(Goal of the exercise)
Please reproduce all the data exactly as written and omit the pictures.

(Task data)
_ _ _ _ _

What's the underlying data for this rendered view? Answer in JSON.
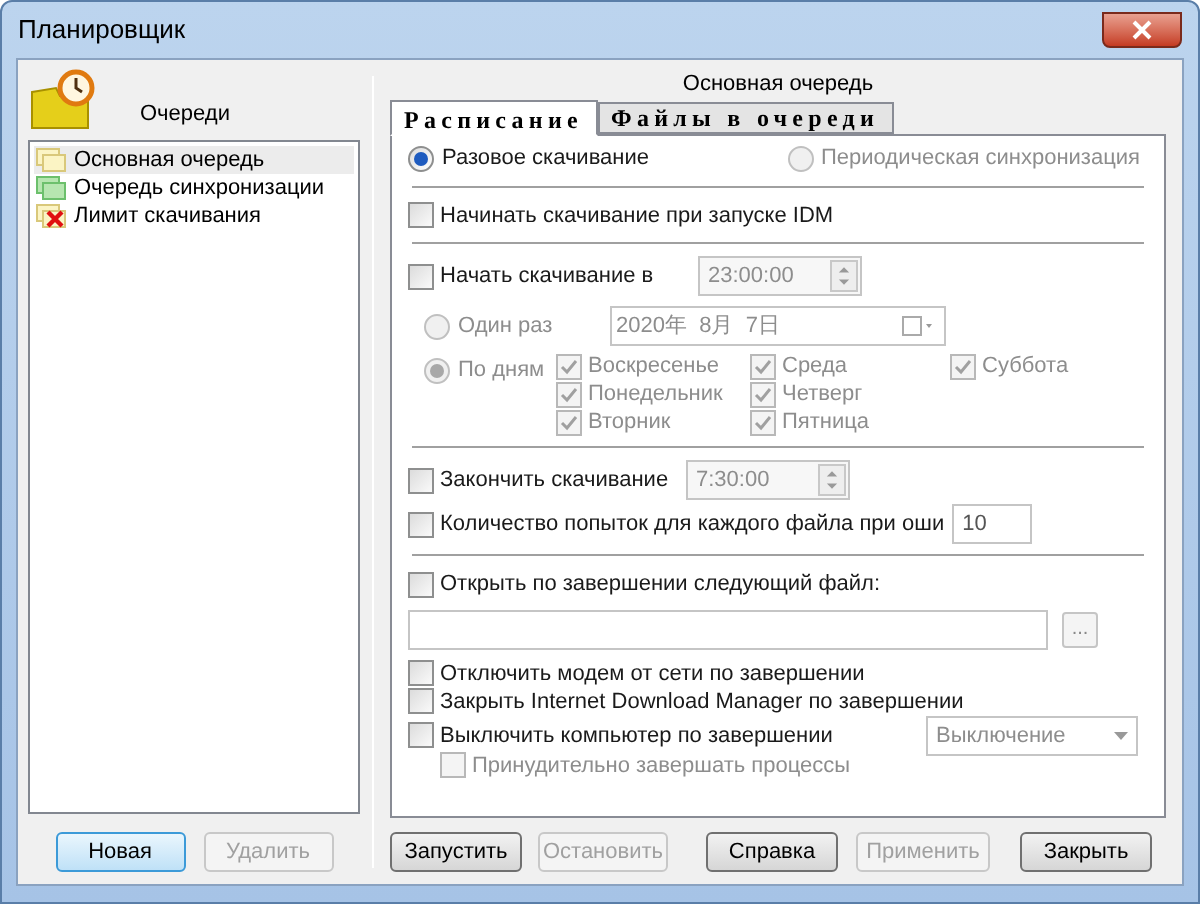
{
  "window": {
    "title": "Планировщик"
  },
  "queues": {
    "title": "Очереди",
    "items": [
      {
        "label": "Основная очередь",
        "kind": "main",
        "selected": true
      },
      {
        "label": "Очередь синхронизации",
        "kind": "sync",
        "selected": false
      },
      {
        "label": "Лимит скачивания",
        "kind": "limit",
        "selected": false
      }
    ],
    "buttons": [
      {
        "label": "Новая",
        "disabled": false,
        "default": true
      },
      {
        "label": "Удалить",
        "disabled": true,
        "default": false
      }
    ]
  },
  "queue_title": "Основная очередь",
  "tabs": [
    {
      "label": "Расписание",
      "selected": true
    },
    {
      "label": "Файлы в очереди",
      "selected": false
    }
  ],
  "mode": [
    {
      "label": "Разовое скачивание",
      "selected": true,
      "disabled": false
    },
    {
      "label": "Периодическая синхронизация",
      "selected": false,
      "disabled": true
    }
  ],
  "start_on_launch": {
    "label": "Начинать скачивание при запуске IDM",
    "checked": false,
    "disabled": false
  },
  "start_at": {
    "label": "Начать скачивание в",
    "checked": false,
    "disabled": false,
    "time": "23:00:00"
  },
  "once": {
    "label": "Один раз",
    "selected": false,
    "disabled": true,
    "date": "2020年  8月  7日"
  },
  "by_days": {
    "label": "По дням",
    "selected": true,
    "disabled": true,
    "days": [
      {
        "label": "Воскресенье",
        "checked": true
      },
      {
        "label": "Понедельник",
        "checked": true
      },
      {
        "label": "Вторник",
        "checked": true
      },
      {
        "label": "Среда",
        "checked": true
      },
      {
        "label": "Четверг",
        "checked": true
      },
      {
        "label": "Пятница",
        "checked": true
      },
      {
        "label": "Суббота",
        "checked": true
      }
    ]
  },
  "stop_at": {
    "label": "Закончить скачивание",
    "checked": false,
    "disabled": false,
    "time": "7:30:00"
  },
  "retries": {
    "label": "Количество попыток для каждого файла при оши",
    "checked": false,
    "disabled": false,
    "value": "10"
  },
  "open_file": {
    "label": "Открыть по завершении следующий файл:",
    "checked": false,
    "disabled": false,
    "browse": "..."
  },
  "after": [
    {
      "label": "Отключить модем от сети по завершении",
      "checked": false,
      "disabled": false
    },
    {
      "label": "Закрыть Internet Download Manager по завершении",
      "checked": false,
      "disabled": false
    },
    {
      "label": "Выключить компьютер по завершении",
      "checked": false,
      "disabled": false
    }
  ],
  "shutdown_mode": "Выключение",
  "force_close": {
    "label": "Принудительно завершать процессы",
    "checked": false,
    "disabled": true
  },
  "buttons": [
    {
      "label": "Запустить",
      "disabled": false
    },
    {
      "label": "Остановить",
      "disabled": true
    },
    {
      "label": "Справка",
      "disabled": false
    },
    {
      "label": "Применить",
      "disabled": true
    },
    {
      "label": "Закрыть",
      "disabled": false
    }
  ]
}
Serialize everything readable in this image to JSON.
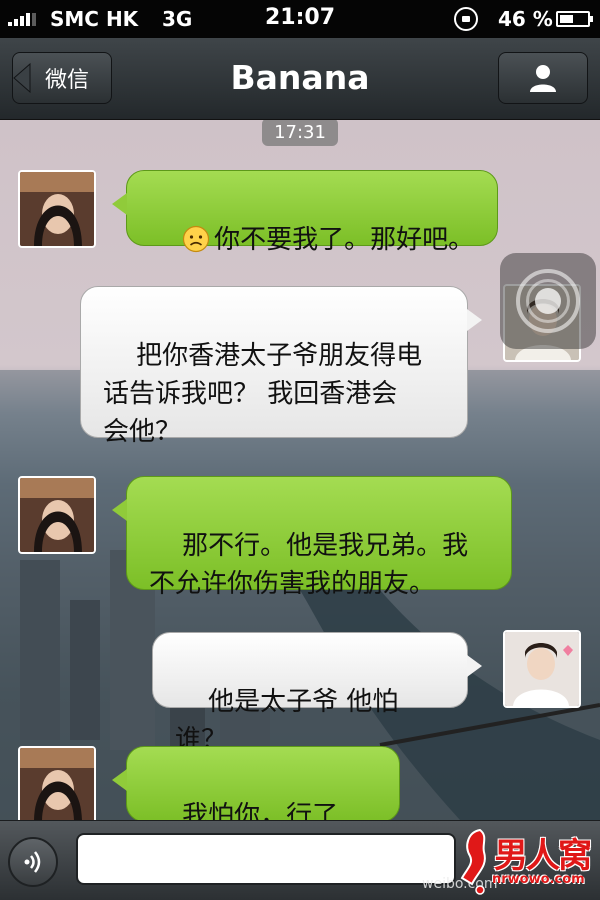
{
  "status_bar": {
    "carrier": "SMC HK",
    "network": "3G",
    "time": "21:07",
    "battery_percent": "46 %",
    "icons": [
      "signal-bars-icon",
      "rotation-lock-icon",
      "battery-icon"
    ]
  },
  "nav": {
    "back_label": "微信",
    "title": "Banana",
    "profile_icon": "person-icon"
  },
  "chat": {
    "timestamp": "17:31",
    "messages": [
      {
        "sender": "Banana",
        "side": "left",
        "style": "green",
        "emoji": "worried-face-icon",
        "text": "你不要我了。那好吧。"
      },
      {
        "sender": "me",
        "side": "right",
        "style": "white",
        "text": "把你香港太子爷朋友得电\n话告诉我吧？ 我回香港会\n会他？"
      },
      {
        "sender": "Banana",
        "side": "left",
        "style": "green",
        "text": "那不行。他是我兄弟。我\n不允许你伤害我的朋友。"
      },
      {
        "sender": "me",
        "side": "right",
        "style": "white",
        "text": "他是太子爷 他怕谁？"
      },
      {
        "sender": "Banana",
        "side": "left",
        "style": "green",
        "text": "我怕你，行了吧。"
      }
    ]
  },
  "input_bar": {
    "voice_icon": "voice-wave-icon",
    "input_value": "",
    "input_placeholder": ""
  },
  "watermarks": {
    "weibo": "weibo.com",
    "logo_text": "男人窝",
    "logo_url": "nrwowo.com"
  },
  "colors": {
    "bubble_green": "#8fd03b",
    "bubble_white": "#f5f5f5",
    "nav_bg": "#2f3437",
    "logo_red": "#e01818"
  }
}
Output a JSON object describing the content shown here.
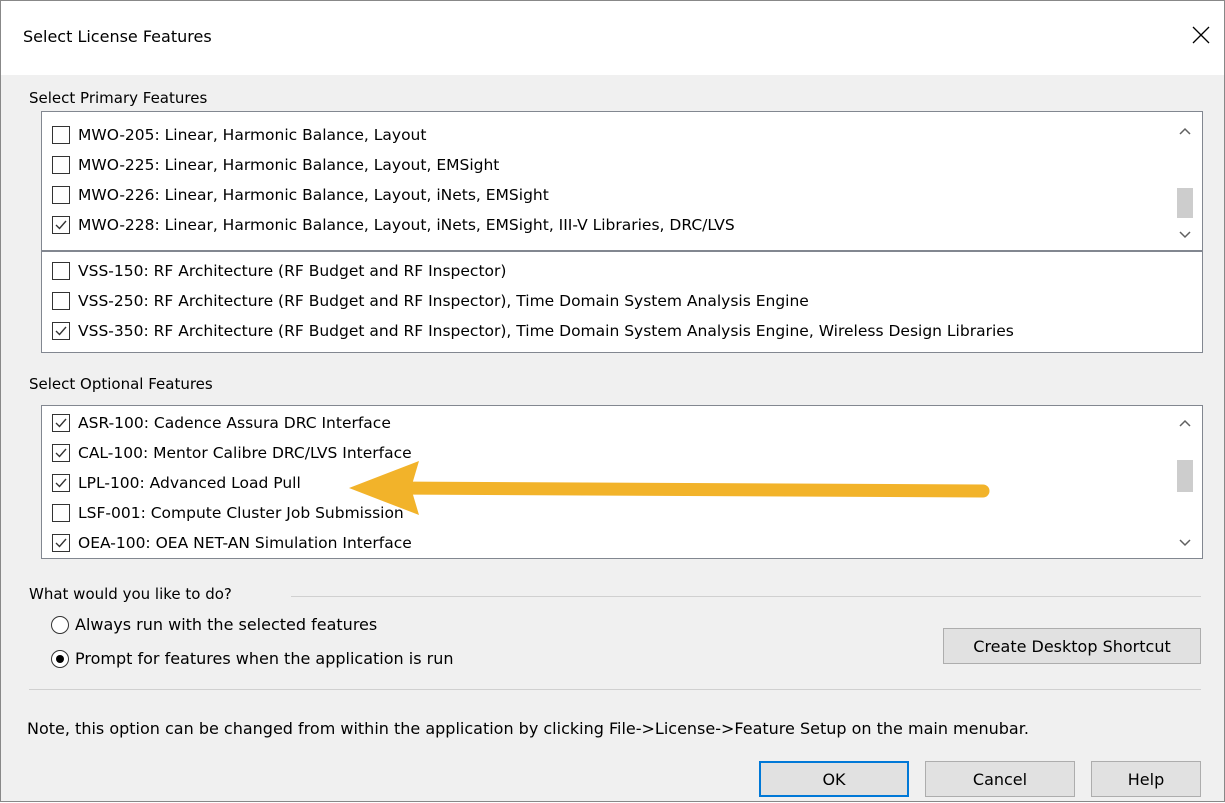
{
  "window": {
    "title": "Select License Features"
  },
  "primary": {
    "label": "Select Primary Features",
    "mwo_items": [
      {
        "label": "MWO-205: Linear, Harmonic Balance, Layout",
        "checked": false
      },
      {
        "label": "MWO-225: Linear, Harmonic Balance, Layout, EMSight",
        "checked": false
      },
      {
        "label": "MWO-226: Linear, Harmonic Balance, Layout, iNets, EMSight",
        "checked": false
      },
      {
        "label": "MWO-228: Linear, Harmonic Balance, Layout, iNets, EMSight, III-V Libraries, DRC/LVS",
        "checked": true
      }
    ],
    "vss_items": [
      {
        "label": "VSS-150: RF Architecture (RF Budget and RF Inspector)",
        "checked": false
      },
      {
        "label": "VSS-250: RF Architecture (RF Budget and RF Inspector), Time Domain System Analysis Engine",
        "checked": false
      },
      {
        "label": "VSS-350: RF Architecture (RF Budget and RF Inspector), Time Domain System Analysis Engine, Wireless Design Libraries",
        "checked": true
      }
    ]
  },
  "optional": {
    "label": "Select Optional Features",
    "items": [
      {
        "label": "ASR-100: Cadence Assura DRC Interface",
        "checked": true
      },
      {
        "label": "CAL-100: Mentor Calibre DRC/LVS Interface",
        "checked": true
      },
      {
        "label": "LPL-100: Advanced Load Pull",
        "checked": true
      },
      {
        "label": "LSF-001: Compute Cluster Job Submission",
        "checked": false
      },
      {
        "label": "OEA-100: OEA NET-AN Simulation Interface",
        "checked": true
      }
    ]
  },
  "action": {
    "label": "What would you like to do?",
    "options": [
      {
        "label": "Always run with the selected features",
        "selected": false
      },
      {
        "label": "Prompt for features when the application is run",
        "selected": true
      }
    ],
    "shortcut_button": "Create Desktop Shortcut"
  },
  "note": "Note, this option can be changed from within the application by clicking File->License->Feature Setup on the main menubar.",
  "buttons": {
    "ok": "OK",
    "cancel": "Cancel",
    "help": "Help"
  },
  "colors": {
    "accent": "#0078d7",
    "annotation_arrow": "#f2b32a"
  },
  "icons": {
    "close": "close-icon",
    "scroll_up": "chevron-up-icon",
    "scroll_down": "chevron-down-icon",
    "check": "check-icon"
  }
}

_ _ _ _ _

(Response to this exercise)
What's the underlying data for this rendered view? Answer in JSON.
{
  "window": {
    "title": "Планировщик"
  },
  "queues": {
    "title": "Очереди",
    "items": [
      {
        "label": "Основная очередь",
        "kind": "main",
        "selected": true
      },
      {
        "label": "Очередь синхронизации",
        "kind": "sync",
        "selected": false
      },
      {
        "label": "Лимит скачивания",
        "kind": "limit",
        "selected": false
      }
    ],
    "buttons": [
      {
        "label": "Новая",
        "disabled": false,
        "default": true
      },
      {
        "label": "Удалить",
        "disabled": true,
        "default": false
      }
    ]
  },
  "queue_title": "Основная очередь",
  "tabs": [
    {
      "label": "Расписание",
      "selected": true
    },
    {
      "label": "Файлы в очереди",
      "selected": false
    }
  ],
  "mode": [
    {
      "label": "Разовое скачивание",
      "selected": true,
      "disabled": false
    },
    {
      "label": "Периодическая синхронизация",
      "selected": false,
      "disabled": true
    }
  ],
  "start_on_launch": {
    "label": "Начинать скачивание при запуске IDM",
    "checked": false,
    "disabled": false
  },
  "start_at": {
    "label": "Начать скачивание в",
    "checked": false,
    "disabled": false,
    "time": "23:00:00"
  },
  "once": {
    "label": "Один раз",
    "selected": false,
    "disabled": true,
    "date": "2020年  8月  7日"
  },
  "by_days": {
    "label": "По дням",
    "selected": true,
    "disabled": true,
    "days": [
      {
        "label": "Воскресенье",
        "checked": true
      },
      {
        "label": "Понедельник",
        "checked": true
      },
      {
        "label": "Вторник",
        "checked": true
      },
      {
        "label": "Среда",
        "checked": true
      },
      {
        "label": "Четверг",
        "checked": true
      },
      {
        "label": "Пятница",
        "checked": true
      },
      {
        "label": "Суббота",
        "checked": true
      }
    ]
  },
  "stop_at": {
    "label": "Закончить скачивание",
    "checked": false,
    "disabled": false,
    "time": "7:30:00"
  },
  "retries": {
    "label": "Количество попыток для каждого файла при оши",
    "checked": false,
    "disabled": false,
    "value": "10"
  },
  "open_file": {
    "label": "Открыть по завершении следующий файл:",
    "checked": false,
    "disabled": false,
    "browse": "..."
  },
  "after": [
    {
      "label": "Отключить модем от сети по завершении",
      "checked": false,
      "disabled": false
    },
    {
      "label": "Закрыть Internet Download Manager по завершении",
      "checked": false,
      "disabled": false
    },
    {
      "label": "Выключить компьютер по завершении",
      "checked": false,
      "disabled": false
    }
  ],
  "shutdown_mode": "Выключение",
  "force_close": {
    "label": "Принудительно завершать процессы",
    "checked": false,
    "disabled": true
  },
  "buttons": [
    {
      "label": "Запустить",
      "disabled": false
    },
    {
      "label": "Остановить",
      "disabled": true
    },
    {
      "label": "Справка",
      "disabled": false
    },
    {
      "label": "Применить",
      "disabled": true
    },
    {
      "label": "Закрыть",
      "disabled": false
    }
  ]
}
Serialize everything readable in this image to JSON.
{
  "status_bar": {
    "carrier": "SMC HK",
    "network": "3G",
    "time": "21:07",
    "battery_percent": "46 %",
    "icons": [
      "signal-bars-icon",
      "rotation-lock-icon",
      "battery-icon"
    ]
  },
  "nav": {
    "back_label": "微信",
    "title": "Banana",
    "profile_icon": "person-icon"
  },
  "chat": {
    "timestamp": "17:31",
    "messages": [
      {
        "sender": "Banana",
        "side": "left",
        "style": "green",
        "emoji": "worried-face-icon",
        "text": "你不要我了。那好吧。"
      },
      {
        "sender": "me",
        "side": "right",
        "style": "white",
        "text": "把你香港太子爷朋友得电\n话告诉我吧？ 我回香港会\n会他？"
      },
      {
        "sender": "Banana",
        "side": "left",
        "style": "green",
        "text": "那不行。他是我兄弟。我\n不允许你伤害我的朋友。"
      },
      {
        "sender": "me",
        "side": "right",
        "style": "white",
        "text": "他是太子爷 他怕谁？"
      },
      {
        "sender": "Banana",
        "side": "left",
        "style": "green",
        "text": "我怕你，行了吧。"
      }
    ]
  },
  "input_bar": {
    "voice_icon": "voice-wave-icon",
    "input_value": "",
    "input_placeholder": ""
  },
  "watermarks": {
    "weibo": "weibo.com",
    "logo_text": "男人窝",
    "logo_url": "nrwowo.com"
  },
  "colors": {
    "bubble_green": "#8fd03b",
    "bubble_white": "#f5f5f5",
    "nav_bg": "#2f3437",
    "logo_red": "#e01818"
  }
}
Output a JSON object describing the content shown here.
{
  "window": {
    "title": "Select License Features"
  },
  "primary": {
    "label": "Select Primary Features",
    "mwo_items": [
      {
        "label": "MWO-205: Linear, Harmonic Balance, Layout",
        "checked": false
      },
      {
        "label": "MWO-225: Linear, Harmonic Balance, Layout, EMSight",
        "checked": false
      },
      {
        "label": "MWO-226: Linear, Harmonic Balance, Layout, iNets, EMSight",
        "checked": false
      },
      {
        "label": "MWO-228: Linear, Harmonic Balance, Layout, iNets, EMSight, III-V Libraries, DRC/LVS",
        "checked": true
      }
    ],
    "vss_items": [
      {
        "label": "VSS-150: RF Architecture (RF Budget and RF Inspector)",
        "checked": false
      },
      {
        "label": "VSS-250: RF Architecture (RF Budget and RF Inspector), Time Domain System Analysis Engine",
        "checked": false
      },
      {
        "label": "VSS-350: RF Architecture (RF Budget and RF Inspector), Time Domain System Analysis Engine, Wireless Design Libraries",
        "checked": true
      }
    ]
  },
  "optional": {
    "label": "Select Optional Features",
    "items": [
      {
        "label": "ASR-100: Cadence Assura DRC Interface",
        "checked": true
      },
      {
        "label": "CAL-100: Mentor Calibre DRC/LVS Interface",
        "checked": true
      },
      {
        "label": "LPL-100: Advanced Load Pull",
        "checked": true
      },
      {
        "label": "LSF-001: Compute Cluster Job Submission",
        "checked": false
      },
      {
        "label": "OEA-100: OEA NET-AN Simulation Interface",
        "checked": true
      }
    ]
  },
  "action": {
    "label": "What would you like to do?",
    "options": [
      {
        "label": "Always run with the selected features",
        "selected": false
      },
      {
        "label": "Prompt for features when the application is run",
        "selected": true
      }
    ],
    "shortcut_button": "Create Desktop Shortcut"
  },
  "note": "Note, this option can be changed from within the application by clicking File->License->Feature Setup on the main menubar.",
  "buttons": {
    "ok": "OK",
    "cancel": "Cancel",
    "help": "Help"
  },
  "colors": {
    "accent": "#0078d7",
    "annotation_arrow": "#f2b32a"
  },
  "icons": {
    "close": "close-icon",
    "scroll_up": "chevron-up-icon",
    "scroll_down": "chevron-down-icon",
    "check": "check-icon"
  }
}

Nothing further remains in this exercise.